  16. The Mags's-money plotline masterfully brings together Boyd's crew, featuring Raylan's farther, Arlo (Raymond J. Barry), Limehouse's camp, an incarcerated Dickie Bennett (Jeremy Davies), the dimwitted Dewey Crowe (Damon Herriman), and Raylan, along with fellow marshal Rachel Brooks (Erica Tazel) in a string of energetic scenes boasting some tremendous acting and increasingly clever dialogue that truly carries the lively spirit of author Elmore Leonard's original work.
  17. The chemistry of every television show should have as rapid a half-life as Breaking Bad, transforming into something new while building off the critical elements of the past.
  18. It's an honest tearjerker that treats its characters with respect, according them a great sense of wounded, tattered dignity.
  19. Season six is comparatively slow, and obsessive, which is a relief from the convolutions that had grown to characterize Justified. We're allowed to savor those great dialogue exchanges between lovers and antagonists that ultimately define the series.
  20. As with the first season, the organization of each episode is loose, less a tightly plotted chain of events than a constellation of sketches organized around a central premise.... It's that exuberant depiction of female kinship as being inextricably bound to the anarchy of daily living that gives the series its unexpected sweetness.
  21. The Wire is as true as television gets.
  22. For its authentic engagement with despair, Hannibal earns its wrenching nihilism: It's a great, epic vision of American horror.

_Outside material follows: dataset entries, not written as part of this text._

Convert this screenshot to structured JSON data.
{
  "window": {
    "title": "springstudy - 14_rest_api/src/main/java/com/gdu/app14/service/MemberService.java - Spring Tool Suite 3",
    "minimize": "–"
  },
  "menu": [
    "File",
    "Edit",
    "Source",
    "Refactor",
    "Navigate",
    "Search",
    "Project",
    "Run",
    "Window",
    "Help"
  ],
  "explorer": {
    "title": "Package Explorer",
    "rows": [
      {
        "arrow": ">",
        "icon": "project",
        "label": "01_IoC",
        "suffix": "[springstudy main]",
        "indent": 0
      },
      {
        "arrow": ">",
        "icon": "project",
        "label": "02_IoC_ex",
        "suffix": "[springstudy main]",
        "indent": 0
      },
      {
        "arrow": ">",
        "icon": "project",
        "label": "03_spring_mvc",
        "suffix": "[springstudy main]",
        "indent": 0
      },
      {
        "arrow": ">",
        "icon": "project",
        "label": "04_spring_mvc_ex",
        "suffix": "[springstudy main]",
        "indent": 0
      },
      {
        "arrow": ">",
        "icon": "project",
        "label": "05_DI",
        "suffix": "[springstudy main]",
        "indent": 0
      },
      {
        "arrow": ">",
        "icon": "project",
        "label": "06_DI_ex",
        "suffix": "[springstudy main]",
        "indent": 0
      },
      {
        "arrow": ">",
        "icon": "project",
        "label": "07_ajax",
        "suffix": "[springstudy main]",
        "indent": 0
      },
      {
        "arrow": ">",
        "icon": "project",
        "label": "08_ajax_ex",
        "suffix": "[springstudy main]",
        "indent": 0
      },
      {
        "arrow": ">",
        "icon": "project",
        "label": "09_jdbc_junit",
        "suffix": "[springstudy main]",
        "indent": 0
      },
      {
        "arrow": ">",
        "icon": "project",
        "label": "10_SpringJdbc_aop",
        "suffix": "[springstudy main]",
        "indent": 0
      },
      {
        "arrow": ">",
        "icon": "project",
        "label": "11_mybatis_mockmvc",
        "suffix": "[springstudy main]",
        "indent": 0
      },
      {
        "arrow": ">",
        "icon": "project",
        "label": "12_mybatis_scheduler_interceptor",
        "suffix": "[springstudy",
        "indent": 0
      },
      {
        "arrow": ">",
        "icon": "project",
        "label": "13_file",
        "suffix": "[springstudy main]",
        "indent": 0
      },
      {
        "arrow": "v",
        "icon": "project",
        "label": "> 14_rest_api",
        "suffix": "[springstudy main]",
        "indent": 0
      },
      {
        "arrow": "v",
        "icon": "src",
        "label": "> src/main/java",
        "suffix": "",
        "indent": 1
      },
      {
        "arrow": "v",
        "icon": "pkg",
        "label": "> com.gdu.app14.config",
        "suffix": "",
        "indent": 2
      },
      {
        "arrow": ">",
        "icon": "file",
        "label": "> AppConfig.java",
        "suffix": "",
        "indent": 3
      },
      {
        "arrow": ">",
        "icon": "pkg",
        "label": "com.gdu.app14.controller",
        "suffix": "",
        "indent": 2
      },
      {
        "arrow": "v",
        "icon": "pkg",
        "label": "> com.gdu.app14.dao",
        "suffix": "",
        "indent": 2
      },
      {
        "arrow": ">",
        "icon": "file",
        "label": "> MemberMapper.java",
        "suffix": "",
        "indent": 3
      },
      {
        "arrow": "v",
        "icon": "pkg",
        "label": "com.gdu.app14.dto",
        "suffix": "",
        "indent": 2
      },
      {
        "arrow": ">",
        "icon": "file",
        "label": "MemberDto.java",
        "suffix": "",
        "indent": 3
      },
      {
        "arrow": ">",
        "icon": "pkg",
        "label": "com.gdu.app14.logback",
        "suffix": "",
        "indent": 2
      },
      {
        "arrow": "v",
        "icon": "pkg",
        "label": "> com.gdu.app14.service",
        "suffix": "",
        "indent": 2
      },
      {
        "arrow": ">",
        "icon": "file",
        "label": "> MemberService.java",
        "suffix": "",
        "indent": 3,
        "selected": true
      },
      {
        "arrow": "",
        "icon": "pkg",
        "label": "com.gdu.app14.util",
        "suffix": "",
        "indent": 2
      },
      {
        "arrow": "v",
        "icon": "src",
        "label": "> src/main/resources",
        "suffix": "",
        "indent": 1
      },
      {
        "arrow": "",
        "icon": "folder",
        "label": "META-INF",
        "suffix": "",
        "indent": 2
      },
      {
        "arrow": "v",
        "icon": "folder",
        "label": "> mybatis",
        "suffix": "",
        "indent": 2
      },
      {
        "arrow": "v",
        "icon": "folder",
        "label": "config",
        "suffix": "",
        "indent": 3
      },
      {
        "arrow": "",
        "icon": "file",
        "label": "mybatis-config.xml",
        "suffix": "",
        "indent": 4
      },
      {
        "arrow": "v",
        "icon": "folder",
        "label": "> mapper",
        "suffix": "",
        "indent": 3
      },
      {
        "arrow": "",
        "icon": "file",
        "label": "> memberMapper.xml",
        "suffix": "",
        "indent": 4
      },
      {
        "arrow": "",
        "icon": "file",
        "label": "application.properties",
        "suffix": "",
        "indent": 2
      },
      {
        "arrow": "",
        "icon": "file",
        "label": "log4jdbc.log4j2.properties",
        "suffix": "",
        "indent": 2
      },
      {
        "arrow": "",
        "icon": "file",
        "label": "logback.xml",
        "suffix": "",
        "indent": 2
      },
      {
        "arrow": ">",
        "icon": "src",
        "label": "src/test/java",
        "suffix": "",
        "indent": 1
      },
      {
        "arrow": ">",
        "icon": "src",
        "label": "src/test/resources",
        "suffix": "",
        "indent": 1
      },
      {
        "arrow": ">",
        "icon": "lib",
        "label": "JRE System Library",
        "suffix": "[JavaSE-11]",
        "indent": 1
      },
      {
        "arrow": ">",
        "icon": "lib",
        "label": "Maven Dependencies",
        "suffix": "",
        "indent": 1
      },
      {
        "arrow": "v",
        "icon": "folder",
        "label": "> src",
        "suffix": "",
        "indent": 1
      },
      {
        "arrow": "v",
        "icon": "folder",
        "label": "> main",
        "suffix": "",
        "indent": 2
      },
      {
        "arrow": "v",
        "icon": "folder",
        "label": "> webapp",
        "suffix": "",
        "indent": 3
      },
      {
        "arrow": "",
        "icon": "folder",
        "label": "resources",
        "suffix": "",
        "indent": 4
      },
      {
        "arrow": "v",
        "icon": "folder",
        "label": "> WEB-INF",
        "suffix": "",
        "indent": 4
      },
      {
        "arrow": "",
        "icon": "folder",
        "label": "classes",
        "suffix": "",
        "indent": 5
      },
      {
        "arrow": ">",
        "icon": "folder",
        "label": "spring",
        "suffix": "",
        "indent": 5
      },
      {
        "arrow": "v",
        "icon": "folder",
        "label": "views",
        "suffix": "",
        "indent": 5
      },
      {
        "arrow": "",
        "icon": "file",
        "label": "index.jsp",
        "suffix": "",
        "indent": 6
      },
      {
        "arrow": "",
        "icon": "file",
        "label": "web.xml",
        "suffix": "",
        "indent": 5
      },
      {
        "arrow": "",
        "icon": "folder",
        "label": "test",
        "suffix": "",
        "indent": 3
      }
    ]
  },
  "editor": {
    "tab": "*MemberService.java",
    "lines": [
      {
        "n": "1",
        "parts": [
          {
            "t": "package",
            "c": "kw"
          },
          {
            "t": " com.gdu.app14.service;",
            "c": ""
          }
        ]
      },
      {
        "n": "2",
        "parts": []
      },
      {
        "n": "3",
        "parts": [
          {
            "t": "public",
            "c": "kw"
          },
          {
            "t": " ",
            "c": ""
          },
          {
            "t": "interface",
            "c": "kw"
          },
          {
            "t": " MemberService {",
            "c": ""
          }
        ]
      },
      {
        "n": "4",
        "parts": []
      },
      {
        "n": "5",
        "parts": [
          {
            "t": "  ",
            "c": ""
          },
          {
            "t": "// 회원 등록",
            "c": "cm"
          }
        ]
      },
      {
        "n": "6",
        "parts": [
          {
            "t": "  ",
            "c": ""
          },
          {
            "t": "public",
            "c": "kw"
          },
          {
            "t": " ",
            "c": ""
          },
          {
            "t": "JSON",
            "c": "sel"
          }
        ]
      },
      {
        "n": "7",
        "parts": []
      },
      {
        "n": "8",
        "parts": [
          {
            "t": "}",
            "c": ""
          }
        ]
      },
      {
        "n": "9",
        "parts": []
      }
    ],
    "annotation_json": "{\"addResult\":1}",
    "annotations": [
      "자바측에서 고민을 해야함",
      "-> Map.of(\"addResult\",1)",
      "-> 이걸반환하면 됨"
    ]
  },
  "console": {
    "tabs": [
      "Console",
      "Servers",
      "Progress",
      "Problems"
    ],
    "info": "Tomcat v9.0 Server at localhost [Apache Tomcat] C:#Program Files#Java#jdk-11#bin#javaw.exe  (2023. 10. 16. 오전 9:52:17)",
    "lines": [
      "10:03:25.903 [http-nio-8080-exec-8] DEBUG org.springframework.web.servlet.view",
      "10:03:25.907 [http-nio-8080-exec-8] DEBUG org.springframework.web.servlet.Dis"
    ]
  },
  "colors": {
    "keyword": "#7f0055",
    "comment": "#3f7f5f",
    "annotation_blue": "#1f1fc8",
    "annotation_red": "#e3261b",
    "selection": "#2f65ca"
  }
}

    • 88 Metascore
    • 88 Critic Score
    [Sherlock's third season] at last settles into its own assured rhythm, simultaneously honoring the swift escapist roots of Doyle's writing while also mounting a heady meditation on friendship and brotherhood.
  23. Archer is sleekly animated, has a cool retro design, and writing that manages to be both smart and bawdy all at once, but most of all, it has a fantastic voice cast.
  24. The writers have shown that letting the characters drive the story can make a form as tired as the sitcom new again.
  25. Treme puts everything into every scene. The camerawork is rich and the direction squeezes every nuance from the actors. The city's history has been painstakingly researched and effortlessly inserted into the writing. As a result, the moments-or notes-that make up this show are all that much richer, that much livelier.
    • 88 Metascore
    • 88 Critic Score
    This season holds promise, not lacking in the detail that makes the series so enjoyable.
  26. As always, there's no predicting where all of this is headed, but if one last reference to The Divine Comedy is any sign, this season's journey toward the final act of Mad Men's American epic promises to be its most challenging and rewarding.
  27. Armisen, Brownstein, and Krisel are effectively crafting a multi-faceted comedy art project, the unfolding of which is both exciting and hysterical to watch.

Top Trailers